In the second column, write down the cognitive distortion (e.g., the type of thought you are having). Examples of distortions include “all-or-nothing thinking” (seeing things in black and white), “overgeneralization” (believing that one negative event means a pattern of failure), “catastrophizing” (expecting the worst-case scenario), and “disqualifying the positive ,” (rejecting good experiences because they “don’t count.”)

In the third column write down what might be a more rational thought.

6. The “Passengers on the Bus” Metaphor

The “Passengers on the Bus” metaphor is an empowering way of ordering the thoughts in your mind. Imagine you’re a bus driver, with various passengers (your thoughts and feelings) constantly getting on and off the bus. Some passengers might be loud, obnoxious, or distressing (anxious thoughts and feelings), but as the bus driver, you choose the direction of the bus (your actions), not the passengers. This metaphor helps you to detach from your distressing thoughts and feelings and to act according to your values, not your current emotional state.

7. The TIPP Acronym

TIPP stands for Temperature, Intense exercise, Paced breathing, and Paired muscle relaxation — physical techniques that can help reduce extreme emotional arousal:

Temperature: Change your body temperature by splashing your face with cold water or holding a cold pack on your forehead. This triggers the ‘dive reflex’, helping slow down your heart rate and calm your body.

Intense exercise: Engage in brief, intense exercise to help reduce pent-up stress and anxiety.

Paced breathing: Breathe in deeply for a count of four, hold your breath for four counts, exhale for a count of four, and repeat.

Paired muscle relaxation: While breathing in deeply, tense your muscles. Then relax them while breathing out. Repeat this with different muscle groups.

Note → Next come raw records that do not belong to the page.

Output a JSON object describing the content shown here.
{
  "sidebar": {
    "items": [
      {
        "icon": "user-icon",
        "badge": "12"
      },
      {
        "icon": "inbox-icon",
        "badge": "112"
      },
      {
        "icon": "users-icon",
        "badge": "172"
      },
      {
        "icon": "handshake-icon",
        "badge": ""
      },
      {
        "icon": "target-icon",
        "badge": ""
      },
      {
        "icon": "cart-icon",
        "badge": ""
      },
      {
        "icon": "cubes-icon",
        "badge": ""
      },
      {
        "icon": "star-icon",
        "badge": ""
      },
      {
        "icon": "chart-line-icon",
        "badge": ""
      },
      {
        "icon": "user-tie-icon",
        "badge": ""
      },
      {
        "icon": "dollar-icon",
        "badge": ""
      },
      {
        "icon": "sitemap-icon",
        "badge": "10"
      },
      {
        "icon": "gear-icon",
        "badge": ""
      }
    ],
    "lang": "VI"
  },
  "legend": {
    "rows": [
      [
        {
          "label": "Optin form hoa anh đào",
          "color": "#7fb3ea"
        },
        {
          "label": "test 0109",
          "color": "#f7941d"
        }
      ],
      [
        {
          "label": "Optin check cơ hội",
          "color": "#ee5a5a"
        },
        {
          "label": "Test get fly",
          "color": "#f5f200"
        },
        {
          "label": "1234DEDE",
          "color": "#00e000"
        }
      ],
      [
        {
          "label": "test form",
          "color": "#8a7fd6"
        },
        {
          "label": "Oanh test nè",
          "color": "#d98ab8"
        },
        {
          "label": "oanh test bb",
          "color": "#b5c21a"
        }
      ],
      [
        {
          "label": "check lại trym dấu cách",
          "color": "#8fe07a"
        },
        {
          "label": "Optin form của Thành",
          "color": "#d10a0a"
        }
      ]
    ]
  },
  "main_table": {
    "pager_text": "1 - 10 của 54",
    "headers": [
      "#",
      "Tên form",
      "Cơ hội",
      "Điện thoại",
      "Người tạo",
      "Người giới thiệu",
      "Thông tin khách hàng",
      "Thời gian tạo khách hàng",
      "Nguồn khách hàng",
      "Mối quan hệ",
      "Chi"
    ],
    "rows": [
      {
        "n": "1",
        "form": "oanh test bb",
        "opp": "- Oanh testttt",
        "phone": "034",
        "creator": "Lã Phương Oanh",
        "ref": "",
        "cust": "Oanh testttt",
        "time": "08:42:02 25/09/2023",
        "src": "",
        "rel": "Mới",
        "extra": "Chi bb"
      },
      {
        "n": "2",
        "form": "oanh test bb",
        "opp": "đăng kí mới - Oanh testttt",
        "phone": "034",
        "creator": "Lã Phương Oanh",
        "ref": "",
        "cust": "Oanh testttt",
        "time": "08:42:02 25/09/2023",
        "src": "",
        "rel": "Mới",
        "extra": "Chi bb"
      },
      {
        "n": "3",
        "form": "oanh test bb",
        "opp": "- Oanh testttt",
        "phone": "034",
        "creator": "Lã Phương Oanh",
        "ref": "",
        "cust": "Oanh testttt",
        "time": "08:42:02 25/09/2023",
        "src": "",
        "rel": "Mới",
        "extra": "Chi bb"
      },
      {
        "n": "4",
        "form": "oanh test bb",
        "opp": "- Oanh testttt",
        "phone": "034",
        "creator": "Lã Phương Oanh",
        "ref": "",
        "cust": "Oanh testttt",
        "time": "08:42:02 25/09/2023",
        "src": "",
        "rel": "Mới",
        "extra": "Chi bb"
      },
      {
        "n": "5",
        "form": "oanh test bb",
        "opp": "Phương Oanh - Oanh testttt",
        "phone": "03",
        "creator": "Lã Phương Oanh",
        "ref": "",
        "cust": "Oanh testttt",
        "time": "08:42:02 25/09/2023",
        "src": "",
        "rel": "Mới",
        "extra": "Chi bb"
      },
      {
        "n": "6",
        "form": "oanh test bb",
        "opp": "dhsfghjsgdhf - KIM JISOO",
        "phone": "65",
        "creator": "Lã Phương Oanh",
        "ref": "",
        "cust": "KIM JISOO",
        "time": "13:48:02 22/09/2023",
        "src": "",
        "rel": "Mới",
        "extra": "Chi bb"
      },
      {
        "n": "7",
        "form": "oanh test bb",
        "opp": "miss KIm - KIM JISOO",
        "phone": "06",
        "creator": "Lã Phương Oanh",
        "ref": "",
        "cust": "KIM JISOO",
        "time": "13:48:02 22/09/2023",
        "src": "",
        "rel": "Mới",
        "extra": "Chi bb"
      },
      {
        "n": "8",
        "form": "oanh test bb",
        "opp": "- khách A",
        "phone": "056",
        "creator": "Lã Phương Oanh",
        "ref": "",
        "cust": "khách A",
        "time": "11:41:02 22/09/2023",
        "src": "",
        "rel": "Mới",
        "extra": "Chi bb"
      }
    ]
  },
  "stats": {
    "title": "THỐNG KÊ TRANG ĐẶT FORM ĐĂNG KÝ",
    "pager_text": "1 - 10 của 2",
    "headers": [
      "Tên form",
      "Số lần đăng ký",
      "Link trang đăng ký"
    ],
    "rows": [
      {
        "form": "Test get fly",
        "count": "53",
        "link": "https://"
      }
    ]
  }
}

These are just a few of the coping skills you may want to try. Some may work better for you than others and all will require some practice. For more ways to deal with your anxiety and to learn about its origins, book a free consultation with one of our therapists today.